Thankfully, it appears that workplaces (and even schools) are embracing a new focus on mental health, with services such as counselling, meditation, and resource referral now being offered. Hybrid work and better work-life balance are still, thankfully, big topics as well.


A world of fasting

Fasting isn’t a new idea. Along with mainstays like intermittent fasting, we’re seeing creative takes on the “fasting” concept, such as skin fasting (rest periods from certain skin care products) and social media fasting (taking strategic breaks from social media).


More than a moment for menopause

Dr. Meghan MacKinnon is a naturopathic doctor and Menopause Society-certified practitioner based in Aurora, Ontario.

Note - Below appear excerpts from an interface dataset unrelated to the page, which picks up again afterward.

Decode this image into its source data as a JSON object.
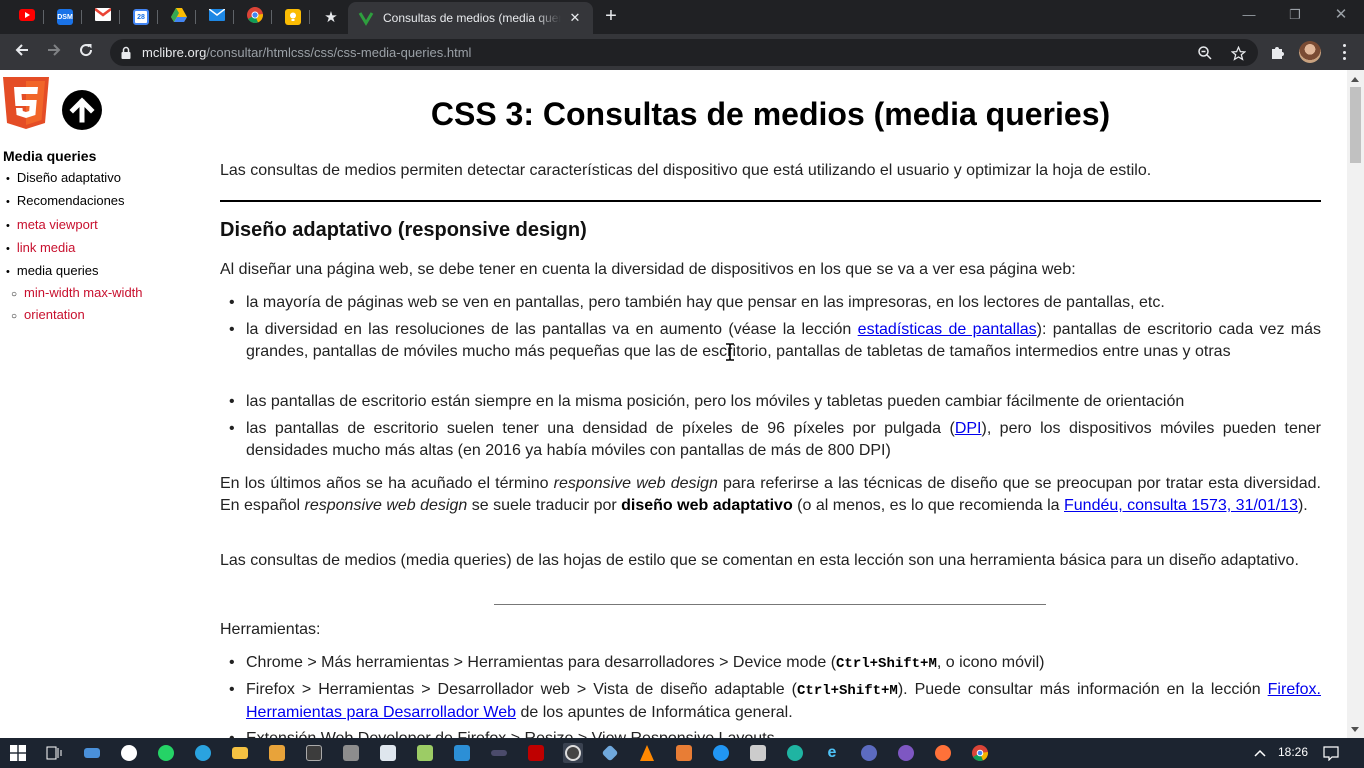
{
  "browser": {
    "active_tab_title": "Consultas de medios (media queries)",
    "url_host": "mclibre.org",
    "url_path": "/consultar/htmlcss/css/css-media-queries.html",
    "pinned_tabs": [
      "youtube-icon",
      "dsm-icon",
      "gmail-icon",
      "calendar-icon",
      "drive-icon",
      "mail-icon",
      "chrome-icon",
      "keep-icon",
      "star-icon"
    ],
    "pinned_labels": {
      "dsm": "DSM",
      "calendar": "28"
    }
  },
  "sidebar": {
    "title": "Media queries",
    "items": [
      {
        "label": "Diseño adaptativo",
        "style": "black"
      },
      {
        "label": "Recomendaciones",
        "style": "black"
      },
      {
        "label": "meta viewport",
        "style": "red"
      },
      {
        "label": "link media",
        "style": "red"
      },
      {
        "label": "media queries",
        "style": "black"
      },
      {
        "label": "min-width max-width",
        "style": "red"
      },
      {
        "label": "orientation",
        "style": "red"
      }
    ]
  },
  "page": {
    "title": "CSS 3: Consultas de medios (media queries)",
    "intro": "Las consultas de medios permiten detectar características del dispositivo que está utilizando el usuario y optimizar la hoja de estilo.",
    "section_title": "Diseño adaptativo (responsive design)",
    "p1": "Al diseñar una página web, se debe tener en cuenta la diversidad de dispositivos en los que se va a ver esa página web:",
    "b1": "la mayoría de páginas web se ven en pantallas, pero también hay que pensar en las impresoras, en los lectores de pantallas, etc.",
    "b2_a": "la diversidad en las resoluciones de las pantallas va en aumento (véase la lección ",
    "b2_link": "estadísticas de pantallas",
    "b2_b": "): pantallas de escritorio cada vez más grandes, pantallas de móviles mucho más pequeñas que las de escritorio, pantallas de tabletas de tamaños intermedios entre unas y otras",
    "b3": "las pantallas de escritorio están siempre en la misma posición, pero los móviles y tabletas pueden cambiar fácilmente de orientación",
    "b4_a": "las pantallas de escritorio suelen tener una densidad de píxeles de 96 píxeles por pulgada (",
    "b4_link": "DPI",
    "b4_b": "), pero los dispositivos móviles pueden tener densidades mucho más altas (en 2016 ya había móviles con pantallas de más de 800 DPI)",
    "p2_a": "En los últimos años se ha acuñado el término ",
    "p2_em1": "responsive web design",
    "p2_b": " para referirse a las técnicas de diseño que se preocupan por tratar esta diversidad. En español ",
    "p2_em2": "responsive web design",
    "p2_c": " se suele traducir por ",
    "p2_strong": "diseño web adaptativo",
    "p2_d": " (o al menos, es lo que recomienda la ",
    "p2_link": "Fundéu, consulta 1573, 31/01/13",
    "p2_e": ").",
    "p3": "Las consultas de medios (media queries) de las hojas de estilo que se comentan en esta lección son una herramienta básica para un diseño adaptativo.",
    "tools_label": "Herramientas:",
    "t1_a": "Chrome > Más herramientas > Herramientas para desarrolladores > Device mode (",
    "t1_kbd": "Ctrl+Shift+M",
    "t1_b": ", o icono móvil)",
    "t2_a": "Firefox > Herramientas > Desarrollador web > Vista de diseño adaptable (",
    "t2_kbd": "Ctrl+Shift+M",
    "t2_b": "). Puede consultar más información en la lección ",
    "t2_link": "Firefox. Herramientas para Desarrollador Web",
    "t2_c": " de los apuntes de Informática general.",
    "t3_partial": "Extensión Web Developer de Firefox > Resize > View Responsive Layouts"
  },
  "taskbar": {
    "clock": "18:26",
    "apps": [
      "file-explorer-icon",
      "whatsapp-icon",
      "telegram-icon",
      "folder-icon",
      "vscode-icon",
      "filezilla-icon",
      "obs-icon",
      "vlc-icon",
      "edge-icon",
      "firefox-icon",
      "chrome-icon"
    ]
  },
  "colors": {
    "sidebar_link": "#c8102e",
    "link": "#0000ee",
    "chrome_dark": "#202124",
    "chrome_toolbar": "#35363a",
    "taskbar": "#1c2430"
  }
}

She says conversations about menopause and perimenopause really took off in 2023, leading to a greater emphasis on education about different health strategies and shared decision-making between patients and practitioners.

MacKinnon is optimistic that 2024 will continue this shift toward meaningful, individualized, and integrative menopause and perimenopause care that empowers women.


Everything outside

If you’ve noticed that you feel calmer and happier when you’re spending time in the great outdoors, you’re not alone. Many people started spending more time in nature during the pandemic. Today, people are continuing to embrace nature in new and creative ways, such as working out outside or adding wellness spaces and workstations to their backyards. Some families are even committing to 1,000 hours spent outside every year.


A measured approach to alcohol

This year brought Canadians new alcohol guidelines, which recommended that people reduce their alcohol use. In recent months, we’ve seen an increased demand for nonalcoholic beverages, as well as an increase in conversations about alcohol use.

MacKinnon recommends becoming aware of our own alcohol intake and focus on reducing. “It’s never a bad idea to try an extended time without alcohol too,” she explains. “Trying ‘Dry January’ without any alcohol can be a great place to start.”


Popular probiotics

The probiotic market is expected to grow even more dramatically in 2024. Many people are turning their attention toward their gut health, with foods (such as kimchi, kombucha, and kefir) as well as supplements. Plus, probiotics in skin care have been proving popular.


Integration and teamwork

MacKinnon reports she’s observed an increase in integration, respect, and collaboration between natural health practitioners and family medical doctors. “It’s not an ‘us versus them’ mentality. Individuals can take ownership and build the health care teams that work best for them.”


Make health a priority this year

Ensure your health routine is optimized and tailored to your needs with these tips.

Start now

Dr. Meghan MacKinnon, ND, urges us not to wait until the New Year before adopting healthy habits.

Find balance

According to Jennifer Richardson, RHN, many health changes don’t have staying power because they’re too strict. “The key to longevity is balance.”

When in doubt, go back to basics

“Don’t get overwhelmed!” cautions Richardson. “Most of the time, you know the right answer. Trust yourself and shut out the noise.”

Create consistency

Small habits build up over time, according to Richardson.


A look back …

A few of the big wellness trends we saw in 2023 included a focus on mindfulness in our everyday lives (including with apps and subscription services), health personalization (such as personalized supplement programs), and an ongoing emphasis on self-care in all its various forms. Many of these trends are predicted to continue over the following year.


Cold water feels good

Research conducted in the Czech Republic in the year 2000 found that immersion in cold water can increase the concentration of dopamine (a “feel-good” hormone) in our blood by 250 percent. But make sure you check with your medical practitioner first, especially if you have any heart issues, before immersing yourself.


This article was originally published in the December 2023 issue of alive magazine.



Brain Storm

Brain Storm

Michelle Schoffro Cook, PhD, DNMMichelle Schoffro Cook, PhD, DNM